◆ Extracted data:
□ □ □ □
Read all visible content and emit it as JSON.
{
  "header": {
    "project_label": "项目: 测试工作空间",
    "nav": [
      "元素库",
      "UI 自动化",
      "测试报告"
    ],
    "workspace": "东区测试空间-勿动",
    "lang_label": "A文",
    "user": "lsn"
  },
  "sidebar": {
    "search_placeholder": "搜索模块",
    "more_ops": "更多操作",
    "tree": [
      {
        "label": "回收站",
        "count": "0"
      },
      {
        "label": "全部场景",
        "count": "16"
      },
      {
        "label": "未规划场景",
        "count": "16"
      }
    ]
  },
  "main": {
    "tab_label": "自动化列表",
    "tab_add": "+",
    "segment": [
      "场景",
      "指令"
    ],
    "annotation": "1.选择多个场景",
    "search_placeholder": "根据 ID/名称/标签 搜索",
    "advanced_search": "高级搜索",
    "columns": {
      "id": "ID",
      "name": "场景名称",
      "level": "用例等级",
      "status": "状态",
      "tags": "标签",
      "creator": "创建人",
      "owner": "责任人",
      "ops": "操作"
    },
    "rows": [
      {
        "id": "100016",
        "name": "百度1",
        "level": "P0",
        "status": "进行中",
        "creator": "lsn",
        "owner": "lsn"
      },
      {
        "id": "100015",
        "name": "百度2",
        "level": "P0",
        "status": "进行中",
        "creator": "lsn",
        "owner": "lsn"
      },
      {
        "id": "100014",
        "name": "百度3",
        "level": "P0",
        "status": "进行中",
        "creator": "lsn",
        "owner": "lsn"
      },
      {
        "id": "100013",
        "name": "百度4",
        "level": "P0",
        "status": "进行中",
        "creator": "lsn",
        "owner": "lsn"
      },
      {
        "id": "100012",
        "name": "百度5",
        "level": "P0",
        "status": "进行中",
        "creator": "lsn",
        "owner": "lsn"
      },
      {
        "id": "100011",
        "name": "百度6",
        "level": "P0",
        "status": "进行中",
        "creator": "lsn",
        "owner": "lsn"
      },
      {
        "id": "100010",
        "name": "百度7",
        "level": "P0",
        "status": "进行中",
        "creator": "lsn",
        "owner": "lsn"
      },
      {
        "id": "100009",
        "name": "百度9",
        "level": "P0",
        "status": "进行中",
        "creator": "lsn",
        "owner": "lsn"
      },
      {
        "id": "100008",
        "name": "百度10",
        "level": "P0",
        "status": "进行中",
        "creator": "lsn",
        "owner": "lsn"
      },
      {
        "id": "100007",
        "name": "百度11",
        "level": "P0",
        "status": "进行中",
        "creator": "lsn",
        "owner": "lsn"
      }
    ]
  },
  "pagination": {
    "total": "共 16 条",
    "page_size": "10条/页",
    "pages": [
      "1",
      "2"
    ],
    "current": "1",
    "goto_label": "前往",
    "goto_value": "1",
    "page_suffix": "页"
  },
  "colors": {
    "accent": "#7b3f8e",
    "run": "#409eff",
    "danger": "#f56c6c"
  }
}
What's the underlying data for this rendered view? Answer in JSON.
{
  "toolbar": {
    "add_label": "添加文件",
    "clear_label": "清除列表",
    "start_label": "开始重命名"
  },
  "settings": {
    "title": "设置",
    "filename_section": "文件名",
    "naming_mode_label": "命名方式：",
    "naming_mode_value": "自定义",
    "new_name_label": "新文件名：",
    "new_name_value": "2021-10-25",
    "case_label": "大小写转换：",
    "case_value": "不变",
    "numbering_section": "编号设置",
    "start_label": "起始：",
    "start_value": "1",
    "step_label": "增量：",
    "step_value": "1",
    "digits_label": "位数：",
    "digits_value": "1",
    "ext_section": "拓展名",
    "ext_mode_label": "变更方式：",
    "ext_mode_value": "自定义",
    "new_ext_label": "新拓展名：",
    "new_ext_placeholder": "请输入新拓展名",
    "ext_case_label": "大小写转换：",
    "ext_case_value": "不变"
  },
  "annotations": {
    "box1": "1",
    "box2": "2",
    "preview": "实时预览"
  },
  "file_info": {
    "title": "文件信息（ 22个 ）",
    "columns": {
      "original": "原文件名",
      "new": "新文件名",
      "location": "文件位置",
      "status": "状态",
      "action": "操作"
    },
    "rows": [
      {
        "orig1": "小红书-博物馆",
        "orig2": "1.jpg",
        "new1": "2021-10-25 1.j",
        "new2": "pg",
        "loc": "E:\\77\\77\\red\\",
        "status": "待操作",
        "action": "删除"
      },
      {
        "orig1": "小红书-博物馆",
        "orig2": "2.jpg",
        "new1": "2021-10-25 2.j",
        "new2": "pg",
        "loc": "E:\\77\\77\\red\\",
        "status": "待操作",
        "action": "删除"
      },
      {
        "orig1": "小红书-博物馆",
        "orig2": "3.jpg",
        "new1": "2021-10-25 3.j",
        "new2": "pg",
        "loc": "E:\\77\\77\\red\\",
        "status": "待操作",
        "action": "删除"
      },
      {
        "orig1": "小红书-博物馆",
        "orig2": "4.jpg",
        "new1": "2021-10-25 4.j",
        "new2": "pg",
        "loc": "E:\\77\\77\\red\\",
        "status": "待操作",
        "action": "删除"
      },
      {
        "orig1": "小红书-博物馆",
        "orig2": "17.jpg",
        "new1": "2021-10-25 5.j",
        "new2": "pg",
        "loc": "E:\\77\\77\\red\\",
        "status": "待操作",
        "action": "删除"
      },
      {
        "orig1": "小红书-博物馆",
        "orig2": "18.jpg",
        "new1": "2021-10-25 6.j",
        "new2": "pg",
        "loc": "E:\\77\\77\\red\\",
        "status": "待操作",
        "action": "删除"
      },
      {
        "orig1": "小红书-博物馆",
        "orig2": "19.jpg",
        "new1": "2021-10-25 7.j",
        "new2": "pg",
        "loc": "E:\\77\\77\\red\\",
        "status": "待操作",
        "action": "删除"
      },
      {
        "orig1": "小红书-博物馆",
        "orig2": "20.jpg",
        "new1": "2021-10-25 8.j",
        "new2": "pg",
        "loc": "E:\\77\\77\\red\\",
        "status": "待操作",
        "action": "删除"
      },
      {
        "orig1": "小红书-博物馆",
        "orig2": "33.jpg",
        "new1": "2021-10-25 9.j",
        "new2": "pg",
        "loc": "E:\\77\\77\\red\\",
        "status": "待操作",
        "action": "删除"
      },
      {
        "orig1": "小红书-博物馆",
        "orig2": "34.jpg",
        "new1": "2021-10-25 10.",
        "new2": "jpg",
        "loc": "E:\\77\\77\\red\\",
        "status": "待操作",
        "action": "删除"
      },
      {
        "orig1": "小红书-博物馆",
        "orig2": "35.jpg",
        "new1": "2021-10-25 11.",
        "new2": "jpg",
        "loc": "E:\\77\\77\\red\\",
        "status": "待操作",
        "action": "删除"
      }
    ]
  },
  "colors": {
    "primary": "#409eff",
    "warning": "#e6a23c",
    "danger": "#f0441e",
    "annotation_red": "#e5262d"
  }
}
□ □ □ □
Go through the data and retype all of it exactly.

Read all visible content and emit it as JSON.
{
  "header": {
    "project_label": "项目: 测试工作空间",
    "nav": [
      "元素库",
      "UI 自动化",
      "测试报告"
    ],
    "workspace": "东区测试空间-勿动",
    "lang_label": "A文",
    "user": "lsn"
  },
  "sidebar": {
    "search_placeholder": "搜索模块",
    "more_ops": "更多操作",
    "tree": [
      {
        "label": "回收站",
        "count": "0"
      },
      {
        "label": "全部场景",
        "count": "16"
      },
      {
        "label": "未规划场景",
        "count": "16"
      }
    ]
  },
  "main": {
    "tab_label": "自动化列表",
    "tab_add": "+",
    "segment": [
      "场景",
      "指令"
    ],
    "annotation": "1.选择多个场景",
    "search_placeholder": "根据 ID/名称/标签 搜索",
    "advanced_search": "高级搜索",
    "columns": {
      "id": "ID",
      "name": "场景名称",
      "level": "用例等级",
      "status": "状态",
      "tags": "标签",
      "creator": "创建人",
      "owner": "责任人",
      "ops": "操作"
    },
    "rows": [
      {
        "id": "100016",
        "name": "百度1",
        "level": "P0",
        "status": "进行中",
        "creator": "lsn",
        "owner": "lsn"
      },
      {
        "id": "100015",
        "name": "百度2",
        "level": "P0",
        "status": "进行中",
        "creator": "lsn",
        "owner": "lsn"
      },
      {
        "id": "100014",
        "name": "百度3",
        "level": "P0",
        "status": "进行中",
        "creator": "lsn",
        "owner": "lsn"
      },
      {
        "id": "100013",
        "name": "百度4",
        "level": "P0",
        "status": "进行中",
        "creator": "lsn",
        "owner": "lsn"
      },
      {
        "id": "100012",
        "name": "百度5",
        "level": "P0",
        "status": "进行中",
        "creator": "lsn",
        "owner": "lsn"
      },
      {
        "id": "100011",
        "name": "百度6",
        "level": "P0",
        "status": "进行中",
        "creator": "lsn",
        "owner": "lsn"
      },
      {
        "id": "100010",
        "name": "百度7",
        "level": "P0",
        "status": "进行中",
        "creator": "lsn",
        "owner": "lsn"
      },
      {
        "id": "100009",
        "name": "百度9",
        "level": "P0",
        "status": "进行中",
        "creator": "lsn",
        "owner": "lsn"
      },
      {
        "id": "100008",
        "name": "百度10",
        "level": "P0",
        "status": "进行中",
        "creator": "lsn",
        "owner": "lsn"
      },
      {
        "id": "100007",
        "name": "百度11",
        "level": "P0",
        "status": "进行中",
        "creator": "lsn",
        "owner": "lsn"
      }
    ]
  },
  "pagination": {
    "total": "共 16 条",
    "page_size": "10条/页",
    "pages": [
      "1",
      "2"
    ],
    "current": "1",
    "goto_label": "前往",
    "goto_value": "1",
    "page_suffix": "页"
  },
  "colors": {
    "accent": "#7b3f8e",
    "run": "#409eff",
    "danger": "#f56c6c"
  }
}
What's the underlying data for this rendered view? Answer in JSON.
{
  "toolbar": {
    "add_label": "添加文件",
    "clear_label": "清除列表",
    "start_label": "开始重命名"
  },
  "settings": {
    "title": "设置",
    "filename_section": "文件名",
    "naming_mode_label": "命名方式：",
    "naming_mode_value": "自定义",
    "new_name_label": "新文件名：",
    "new_name_value": "2021-10-25",
    "case_label": "大小写转换：",
    "case_value": "不变",
    "numbering_section": "编号设置",
    "start_label": "起始：",
    "start_value": "1",
    "step_label": "增量：",
    "step_value": "1",
    "digits_label": "位数：",
    "digits_value": "1",
    "ext_section": "拓展名",
    "ext_mode_label": "变更方式：",
    "ext_mode_value": "自定义",
    "new_ext_label": "新拓展名：",
    "new_ext_placeholder": "请输入新拓展名",
    "ext_case_label": "大小写转换：",
    "ext_case_value": "不变"
  },
  "annotations": {
    "box1": "1",
    "box2": "2",
    "preview": "实时预览"
  },
  "file_info": {
    "title": "文件信息（ 22个 ）",
    "columns": {
      "original": "原文件名",
      "new": "新文件名",
      "location": "文件位置",
      "status": "状态",
      "action": "操作"
    },
    "rows": [
      {
        "orig1": "小红书-博物馆",
        "orig2": "1.jpg",
        "new1": "2021-10-25 1.j",
        "new2": "pg",
        "loc": "E:\\77\\77\\red\\",
        "status": "待操作",
        "action": "删除"
      },
      {
        "orig1": "小红书-博物馆",
        "orig2": "2.jpg",
        "new1": "2021-10-25 2.j",
        "new2": "pg",
        "loc": "E:\\77\\77\\red\\",
        "status": "待操作",
        "action": "删除"
      },
      {
        "orig1": "小红书-博物馆",
        "orig2": "3.jpg",
        "new1": "2021-10-25 3.j",
        "new2": "pg",
        "loc": "E:\\77\\77\\red\\",
        "status": "待操作",
        "action": "删除"
      },
      {
        "orig1": "小红书-博物馆",
        "orig2": "4.jpg",
        "new1": "2021-10-25 4.j",
        "new2": "pg",
        "loc": "E:\\77\\77\\red\\",
        "status": "待操作",
        "action": "删除"
      },
      {
        "orig1": "小红书-博物馆",
        "orig2": "17.jpg",
        "new1": "2021-10-25 5.j",
        "new2": "pg",
        "loc": "E:\\77\\77\\red\\",
        "status": "待操作",
        "action": "删除"
      },
      {
        "orig1": "小红书-博物馆",
        "orig2": "18.jpg",
        "new1": "2021-10-25 6.j",
        "new2": "pg",
        "loc": "E:\\77\\77\\red\\",
        "status": "待操作",
        "action": "删除"
      },
      {
        "orig1": "小红书-博物馆",
        "orig2": "19.jpg",
        "new1": "2021-10-25 7.j",
        "new2": "pg",
        "loc": "E:\\77\\77\\red\\",
        "status": "待操作",
        "action": "删除"
      },
      {
        "orig1": "小红书-博物馆",
        "orig2": "20.jpg",
        "new1": "2021-10-25 8.j",
        "new2": "pg",
        "loc": "E:\\77\\77\\red\\",
        "status": "待操作",
        "action": "删除"
      },
      {
        "orig1": "小红书-博物馆",
        "orig2": "33.jpg",
        "new1": "2021-10-25 9.j",
        "new2": "pg",
        "loc": "E:\\77\\77\\red\\",
        "status": "待操作",
        "action": "删除"
      },
      {
        "orig1": "小红书-博物馆",
        "orig2": "34.jpg",
        "new1": "2021-10-25 10.",
        "new2": "jpg",
        "loc": "E:\\77\\77\\red\\",
        "status": "待操作",
        "action": "删除"
      },
      {
        "orig1": "小红书-博物馆",
        "orig2": "35.jpg",
        "new1": "2021-10-25 11.",
        "new2": "jpg",
        "loc": "E:\\77\\77\\red\\",
        "status": "待操作",
        "action": "删除"
      }
    ]
  },
  "colors": {
    "primary": "#409eff",
    "warning": "#e6a23c",
    "danger": "#f0441e",
    "annotation_red": "#e5262d"
  }
}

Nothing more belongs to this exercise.